June 13, 2014 ·
Why the Middle East Is Going to Implode
Violent Change in the Region Is Inevitable And We Need To Be Ready For It.
Motivated by two excellent writings on the recent political dynamics in the Middle East, here are some longer-term political and economic assessments about the region – which always seems larger politically than its actual geographical boundaries.
Motivations for regional political behaviors: Historically, there have been three of these: religion, tribal power and greed, which makes the Middle East both traditional and anachronistic, especially when one considers the religious reformations that much of the world experienced hundreds of years ago. Ignoring this, the Middle East continues to be stuck in a religious time warp. Add the 1948 reinsertion of the new state of Israel into the region and the post-World War II political world assured itself of hundreds of more years of regional religious conflict.
Furthermore, the Middle East, when compared to the rest of the civilized world, with few exceptions, continues to be frozen in a colossal state of social and cultural ignorance, and there appears little internal motivation for change.

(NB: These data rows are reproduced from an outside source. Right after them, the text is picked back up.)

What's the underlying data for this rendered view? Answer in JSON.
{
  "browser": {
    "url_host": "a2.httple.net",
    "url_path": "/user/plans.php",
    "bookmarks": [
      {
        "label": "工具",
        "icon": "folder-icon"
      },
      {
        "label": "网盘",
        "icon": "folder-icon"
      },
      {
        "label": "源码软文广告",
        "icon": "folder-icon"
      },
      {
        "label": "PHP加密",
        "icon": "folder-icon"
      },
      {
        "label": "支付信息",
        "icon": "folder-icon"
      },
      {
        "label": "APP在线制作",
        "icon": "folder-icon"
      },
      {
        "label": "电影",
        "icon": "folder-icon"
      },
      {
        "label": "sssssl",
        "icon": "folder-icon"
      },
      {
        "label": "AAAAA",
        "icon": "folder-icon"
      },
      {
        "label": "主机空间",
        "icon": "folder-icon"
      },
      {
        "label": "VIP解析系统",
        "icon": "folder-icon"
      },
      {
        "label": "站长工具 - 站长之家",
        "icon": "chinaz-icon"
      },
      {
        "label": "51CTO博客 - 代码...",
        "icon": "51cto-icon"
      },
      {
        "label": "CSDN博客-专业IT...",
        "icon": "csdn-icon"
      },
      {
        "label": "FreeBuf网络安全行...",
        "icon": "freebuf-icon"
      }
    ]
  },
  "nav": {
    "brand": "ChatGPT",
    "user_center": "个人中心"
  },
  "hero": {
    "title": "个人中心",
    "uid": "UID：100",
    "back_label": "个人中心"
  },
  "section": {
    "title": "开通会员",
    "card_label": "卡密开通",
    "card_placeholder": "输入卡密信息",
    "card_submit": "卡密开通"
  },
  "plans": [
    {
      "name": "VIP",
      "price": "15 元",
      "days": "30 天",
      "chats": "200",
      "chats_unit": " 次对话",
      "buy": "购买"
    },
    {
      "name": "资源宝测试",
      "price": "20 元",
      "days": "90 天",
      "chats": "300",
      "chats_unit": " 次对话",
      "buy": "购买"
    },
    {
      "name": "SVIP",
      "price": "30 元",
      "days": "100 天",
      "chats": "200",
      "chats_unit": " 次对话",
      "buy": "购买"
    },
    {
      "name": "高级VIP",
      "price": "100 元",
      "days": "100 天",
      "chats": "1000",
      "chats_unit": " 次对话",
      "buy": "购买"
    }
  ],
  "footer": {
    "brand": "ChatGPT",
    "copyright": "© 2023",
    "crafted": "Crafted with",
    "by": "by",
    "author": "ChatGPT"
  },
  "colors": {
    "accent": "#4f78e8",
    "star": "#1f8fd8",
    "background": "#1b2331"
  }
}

Where else are girls shot for going to school?
Strong preference for corruption: Likewise, there seems no real interest in changing the sad reality of everyday life in the region, which is one of total corruption from the smallest neighborhoods to the highest officials. Rather than developing the political institutions necessary for the lessening and eventual elimination of endemic corruption – which in much of the area is more akin to organized crime – the various competing factions seem to prefer it to other forms of political life. And with this goes the understanding – and tacit acceptance – that minorities of any kind will be treated with merciless contempt and discrimination by whatever corrupt figure or group is in power.
The most genuine, expensive and recent attempt at constructing a democratic model was inserted as part of the U.S. occupation of Iraq – and was a failure – as no faction saw it as a viable alternative to a corruption based system. And, as the area gets poorer and poorer as a result of modern economic realities, corruption reaches the level of gang warfare in many local regions. This is a clear longer-term trend and one with no visible incentive for change.
[See a collection of political cartoons on the Middle East.]
Oil and opium: It is probably true that, if it were not for oil and opium, the Middle East would be a vast wasteland, in that no one in the rest of the world would care about what happened there or who was in charge. Ironically perhaps, this also seems the longer-term general trend for the region. As oil ceases to become the central revenue for the assorted corrupt regimes in power, the super rich clans and families will gradually vacate the region and move to the relative safety of Europe, where most of them are already long established.
Opium is also a cash crop of the region, and will likely continue to be a replenishable source of hard currency and political power in the various “ungoverned” regions for the indefinite future. But oil – for a number of reasons – has a diminishing future as a source of world power: For example, OPEC has already lost the power to set world oil prices as increased world supplies are allowing more traditional economic models to operate.